Explore more filter options - We did a couple of rounds of testing for the filter options, but further testing is needed to really nail it down. One of the things that may be considered is highlighting art style as part of the art filters.
Tagging the content - Since we are reorganizing and restructuring the website, some sort of tagging content will be required.
Explore Exhibits - Although we focused on the book and activity sections, I felt that there was a lot of potential in the exhibits section of the website. There is an opportunity to tie book to exhibit to activity.
The Eric Carle Museum website redesign project taught me a lot in honing my design process. I definitely jumped to conclusions during the synthesis phase and tried to execute a traditional website refresh. I was thinking of making more visuals and cleaning up hierarchy. But with a little more digging, I found that there is more to unearth with our website refresh project.

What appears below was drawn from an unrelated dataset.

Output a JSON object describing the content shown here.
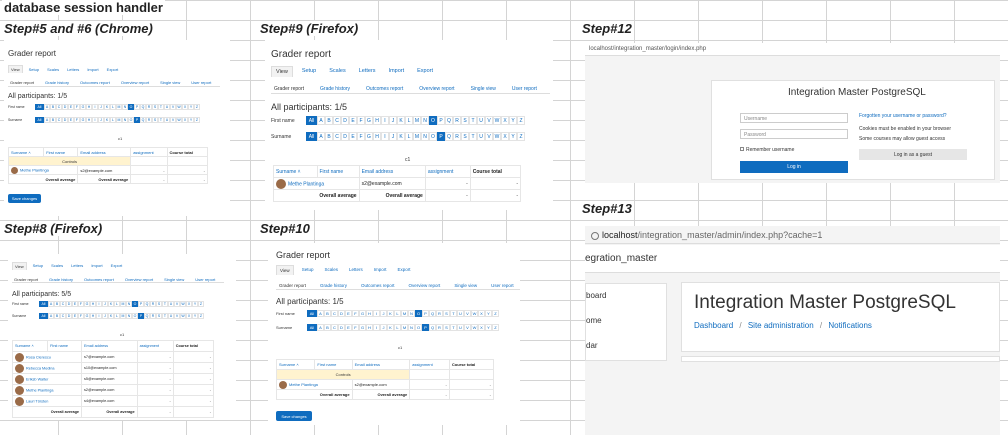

One of the biggest things I learned wast to never have solutions for problems that don’t exist. I thought that our final product is more targeted towards a real user frustration and not just executing a simple website refresh. The filtering system we developed is robust and our users found it very useful. In the restructuring of the website, we have eliminated a lot of top navigation items, making it easier for the users to find things they are looking for. I enjoyed contributing user research and information architecture to the project.
If I had time to revisit the project, I would have tried to look into changing the layout of the top nav. I thought we did a good job of consolidating, but I felt like there were some things that still felt out of place from the top nav. This project taught me that design is not a linear process, and helped me grow more as a designer.
Interested in hearing more? Reach out to me and I'd love to talk through the rest of our process!